“In my late teenage years, I just got deep, deep, deep into hardcore. I certainly would listen to other stuff— like Billy Bragg and the Smiths— but by the end of the 80s, it was 90% hardcore. The concerns of a lot of New York hardcore was so immediate to my life, especially when you think about that era of straight edge, which I was into. This isn’t meant to be a diss to straight edge, but it’s so perfectly tailored to a late-high-school-aged kid who’s actually confronting all of these issues about drinking and coolness and peer pressure. I think that’s probably why I clung to it so intensely. When you hit those later teenage years, you find those things that you can connect with more deeply and you start to develop your own identity.”—
I have always been so confused by straight edge kids, I never knew many, but if I ever them “why straight edge?” they would never give straight answer. Maybe they just don’t know (at least not at the time), but doesn’t make it a bad thing.
“Everybody is a contradiction of themselves and not only is that not a problem, it’s a beautiful thing. People should be contradictions. If you’re not, it means you’re not evolving or becoming a better person. We talked about, as people, just about trying and becoming a better person.

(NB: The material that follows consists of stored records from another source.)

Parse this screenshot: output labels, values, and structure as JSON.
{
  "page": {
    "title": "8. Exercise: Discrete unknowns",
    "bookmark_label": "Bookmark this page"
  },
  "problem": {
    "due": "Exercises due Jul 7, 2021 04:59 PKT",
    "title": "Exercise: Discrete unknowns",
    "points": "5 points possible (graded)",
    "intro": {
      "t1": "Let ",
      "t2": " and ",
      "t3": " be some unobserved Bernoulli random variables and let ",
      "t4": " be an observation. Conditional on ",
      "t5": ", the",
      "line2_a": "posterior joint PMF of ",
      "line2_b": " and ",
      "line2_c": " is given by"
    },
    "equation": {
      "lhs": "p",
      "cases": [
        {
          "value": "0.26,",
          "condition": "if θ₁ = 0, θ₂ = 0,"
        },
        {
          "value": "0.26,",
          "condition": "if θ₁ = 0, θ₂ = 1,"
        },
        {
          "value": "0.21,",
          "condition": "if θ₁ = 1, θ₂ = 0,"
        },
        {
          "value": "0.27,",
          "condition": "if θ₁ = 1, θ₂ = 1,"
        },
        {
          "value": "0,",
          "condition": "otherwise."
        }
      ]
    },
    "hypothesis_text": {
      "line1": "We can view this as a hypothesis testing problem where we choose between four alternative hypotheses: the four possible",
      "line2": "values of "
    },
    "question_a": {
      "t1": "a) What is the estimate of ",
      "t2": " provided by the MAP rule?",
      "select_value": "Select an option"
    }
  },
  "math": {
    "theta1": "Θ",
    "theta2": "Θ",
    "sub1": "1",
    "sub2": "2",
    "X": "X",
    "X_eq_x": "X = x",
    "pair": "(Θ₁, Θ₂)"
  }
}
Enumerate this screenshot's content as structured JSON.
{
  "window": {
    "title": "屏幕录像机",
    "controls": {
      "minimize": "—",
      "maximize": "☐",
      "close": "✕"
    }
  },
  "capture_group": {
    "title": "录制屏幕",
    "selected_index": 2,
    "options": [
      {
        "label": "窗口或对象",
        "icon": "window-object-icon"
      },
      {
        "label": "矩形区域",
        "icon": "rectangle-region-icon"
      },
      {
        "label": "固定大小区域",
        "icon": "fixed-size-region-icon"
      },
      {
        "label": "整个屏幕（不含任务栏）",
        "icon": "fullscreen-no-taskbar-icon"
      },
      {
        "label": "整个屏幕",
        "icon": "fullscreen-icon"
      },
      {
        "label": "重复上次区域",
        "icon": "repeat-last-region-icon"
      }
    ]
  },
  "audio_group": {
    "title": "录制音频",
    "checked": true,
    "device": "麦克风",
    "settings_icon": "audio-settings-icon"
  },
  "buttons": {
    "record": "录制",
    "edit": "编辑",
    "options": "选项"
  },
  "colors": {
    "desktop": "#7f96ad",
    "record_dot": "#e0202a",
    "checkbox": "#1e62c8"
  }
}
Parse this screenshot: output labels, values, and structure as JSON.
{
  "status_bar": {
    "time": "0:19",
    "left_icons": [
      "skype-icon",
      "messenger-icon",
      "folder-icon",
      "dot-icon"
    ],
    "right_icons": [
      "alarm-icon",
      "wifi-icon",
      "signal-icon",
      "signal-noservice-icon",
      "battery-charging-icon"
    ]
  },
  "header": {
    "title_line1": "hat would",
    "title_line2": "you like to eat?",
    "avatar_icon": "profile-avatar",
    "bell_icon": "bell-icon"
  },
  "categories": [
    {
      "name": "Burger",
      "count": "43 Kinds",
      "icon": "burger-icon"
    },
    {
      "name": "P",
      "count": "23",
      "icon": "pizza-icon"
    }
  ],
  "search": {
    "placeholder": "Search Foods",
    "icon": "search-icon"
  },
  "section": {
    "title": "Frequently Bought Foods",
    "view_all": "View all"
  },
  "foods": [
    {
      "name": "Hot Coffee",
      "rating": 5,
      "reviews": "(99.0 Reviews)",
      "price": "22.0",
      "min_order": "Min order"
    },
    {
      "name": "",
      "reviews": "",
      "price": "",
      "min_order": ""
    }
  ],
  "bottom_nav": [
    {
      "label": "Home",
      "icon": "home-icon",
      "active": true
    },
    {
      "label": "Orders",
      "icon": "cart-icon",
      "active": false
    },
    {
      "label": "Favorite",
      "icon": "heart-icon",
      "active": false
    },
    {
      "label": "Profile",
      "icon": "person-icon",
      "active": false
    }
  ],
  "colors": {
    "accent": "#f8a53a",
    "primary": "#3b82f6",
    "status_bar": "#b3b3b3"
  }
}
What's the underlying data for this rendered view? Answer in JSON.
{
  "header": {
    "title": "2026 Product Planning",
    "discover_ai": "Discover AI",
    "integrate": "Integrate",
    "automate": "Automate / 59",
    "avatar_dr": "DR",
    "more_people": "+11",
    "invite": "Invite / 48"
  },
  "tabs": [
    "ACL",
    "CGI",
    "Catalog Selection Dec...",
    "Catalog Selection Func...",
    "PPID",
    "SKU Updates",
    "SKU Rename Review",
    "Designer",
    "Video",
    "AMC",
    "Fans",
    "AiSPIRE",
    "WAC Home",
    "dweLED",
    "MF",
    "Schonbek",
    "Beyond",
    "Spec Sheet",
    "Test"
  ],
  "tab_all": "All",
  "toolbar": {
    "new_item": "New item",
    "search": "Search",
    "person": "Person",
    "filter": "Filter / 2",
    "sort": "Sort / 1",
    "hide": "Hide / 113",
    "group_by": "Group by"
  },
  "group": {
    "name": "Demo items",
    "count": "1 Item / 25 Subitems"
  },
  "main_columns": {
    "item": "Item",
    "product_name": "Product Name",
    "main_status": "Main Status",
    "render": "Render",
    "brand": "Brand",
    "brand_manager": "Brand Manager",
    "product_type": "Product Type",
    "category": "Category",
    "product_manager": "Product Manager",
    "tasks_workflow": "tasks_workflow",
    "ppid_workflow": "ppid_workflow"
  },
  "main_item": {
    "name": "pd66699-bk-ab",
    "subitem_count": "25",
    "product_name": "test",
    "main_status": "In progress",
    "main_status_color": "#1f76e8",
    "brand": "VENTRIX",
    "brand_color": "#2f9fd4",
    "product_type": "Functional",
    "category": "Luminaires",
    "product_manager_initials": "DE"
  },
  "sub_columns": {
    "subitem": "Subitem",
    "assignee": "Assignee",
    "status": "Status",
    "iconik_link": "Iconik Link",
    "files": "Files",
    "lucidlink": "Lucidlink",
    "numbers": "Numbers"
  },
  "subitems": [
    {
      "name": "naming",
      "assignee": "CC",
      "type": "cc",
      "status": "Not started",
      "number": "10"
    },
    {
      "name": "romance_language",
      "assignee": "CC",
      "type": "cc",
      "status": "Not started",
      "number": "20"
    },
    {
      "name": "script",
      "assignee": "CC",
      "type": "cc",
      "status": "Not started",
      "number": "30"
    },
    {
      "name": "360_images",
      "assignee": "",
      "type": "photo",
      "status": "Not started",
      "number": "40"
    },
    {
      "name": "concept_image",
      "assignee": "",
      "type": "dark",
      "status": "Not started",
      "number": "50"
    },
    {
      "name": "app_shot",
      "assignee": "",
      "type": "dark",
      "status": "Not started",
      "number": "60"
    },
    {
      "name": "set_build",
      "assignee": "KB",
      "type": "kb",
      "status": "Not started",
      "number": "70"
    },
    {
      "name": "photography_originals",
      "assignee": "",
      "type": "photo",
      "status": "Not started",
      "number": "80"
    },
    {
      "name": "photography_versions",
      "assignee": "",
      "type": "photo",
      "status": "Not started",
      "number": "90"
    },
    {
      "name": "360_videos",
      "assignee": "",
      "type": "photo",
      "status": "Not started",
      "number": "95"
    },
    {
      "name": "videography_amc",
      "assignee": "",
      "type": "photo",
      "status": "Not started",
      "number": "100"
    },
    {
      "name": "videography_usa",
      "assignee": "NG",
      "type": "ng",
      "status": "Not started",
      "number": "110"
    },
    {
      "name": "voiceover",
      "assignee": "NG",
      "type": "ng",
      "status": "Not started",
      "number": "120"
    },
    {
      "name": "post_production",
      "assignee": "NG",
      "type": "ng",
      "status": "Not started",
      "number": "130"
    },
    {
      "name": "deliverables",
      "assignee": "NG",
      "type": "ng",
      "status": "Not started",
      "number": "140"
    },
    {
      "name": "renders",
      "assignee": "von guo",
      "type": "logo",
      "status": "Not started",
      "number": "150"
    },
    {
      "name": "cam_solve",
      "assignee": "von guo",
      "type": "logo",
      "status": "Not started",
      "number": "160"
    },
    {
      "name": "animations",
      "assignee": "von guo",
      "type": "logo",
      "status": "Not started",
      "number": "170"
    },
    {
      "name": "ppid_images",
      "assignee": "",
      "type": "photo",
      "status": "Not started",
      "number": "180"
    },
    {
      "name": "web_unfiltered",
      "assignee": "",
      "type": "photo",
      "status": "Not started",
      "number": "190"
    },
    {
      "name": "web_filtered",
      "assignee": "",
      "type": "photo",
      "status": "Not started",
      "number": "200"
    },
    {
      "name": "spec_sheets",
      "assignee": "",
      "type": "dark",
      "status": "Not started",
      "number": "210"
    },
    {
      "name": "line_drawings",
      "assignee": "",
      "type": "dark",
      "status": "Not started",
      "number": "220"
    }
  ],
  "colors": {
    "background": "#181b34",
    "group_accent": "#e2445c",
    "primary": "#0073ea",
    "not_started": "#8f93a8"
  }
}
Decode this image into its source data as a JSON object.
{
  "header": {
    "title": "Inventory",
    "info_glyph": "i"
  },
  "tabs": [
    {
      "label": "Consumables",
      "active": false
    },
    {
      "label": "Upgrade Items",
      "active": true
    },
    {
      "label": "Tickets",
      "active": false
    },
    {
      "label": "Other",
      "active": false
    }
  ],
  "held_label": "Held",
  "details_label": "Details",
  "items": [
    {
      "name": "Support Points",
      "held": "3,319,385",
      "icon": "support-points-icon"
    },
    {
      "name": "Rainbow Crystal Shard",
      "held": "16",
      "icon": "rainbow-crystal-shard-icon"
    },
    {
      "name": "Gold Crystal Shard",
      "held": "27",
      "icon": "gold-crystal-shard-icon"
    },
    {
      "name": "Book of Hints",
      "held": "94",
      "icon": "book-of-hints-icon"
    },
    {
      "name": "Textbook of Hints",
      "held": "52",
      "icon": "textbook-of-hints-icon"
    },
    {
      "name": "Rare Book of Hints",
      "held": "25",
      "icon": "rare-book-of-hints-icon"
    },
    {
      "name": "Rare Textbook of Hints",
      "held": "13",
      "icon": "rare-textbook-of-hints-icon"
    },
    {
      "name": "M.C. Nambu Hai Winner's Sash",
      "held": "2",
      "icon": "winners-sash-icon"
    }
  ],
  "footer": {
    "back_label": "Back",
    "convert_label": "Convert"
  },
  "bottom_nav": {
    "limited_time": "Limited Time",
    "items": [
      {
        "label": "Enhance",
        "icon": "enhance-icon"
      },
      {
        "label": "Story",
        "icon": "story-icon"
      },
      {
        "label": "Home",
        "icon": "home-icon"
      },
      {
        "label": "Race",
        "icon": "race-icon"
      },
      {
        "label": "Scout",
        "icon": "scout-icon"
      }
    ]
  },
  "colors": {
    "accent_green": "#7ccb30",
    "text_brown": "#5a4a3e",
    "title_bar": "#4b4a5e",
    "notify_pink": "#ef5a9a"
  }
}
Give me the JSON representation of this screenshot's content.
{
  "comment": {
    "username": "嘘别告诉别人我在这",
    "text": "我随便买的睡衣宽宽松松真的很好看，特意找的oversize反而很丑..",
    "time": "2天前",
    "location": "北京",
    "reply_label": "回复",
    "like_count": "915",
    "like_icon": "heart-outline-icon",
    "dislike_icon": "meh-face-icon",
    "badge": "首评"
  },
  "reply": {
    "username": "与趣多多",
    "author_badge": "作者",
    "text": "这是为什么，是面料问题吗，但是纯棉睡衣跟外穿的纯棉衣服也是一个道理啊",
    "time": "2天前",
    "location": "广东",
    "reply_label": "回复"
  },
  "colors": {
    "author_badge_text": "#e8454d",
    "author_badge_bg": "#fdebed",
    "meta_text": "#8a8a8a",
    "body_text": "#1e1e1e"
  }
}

It comes through in the music. It’s just unapologetic: Don’t apologize for being whoever you are, whoever you are.”—Justin Vernon talks Yeezy. (via rach)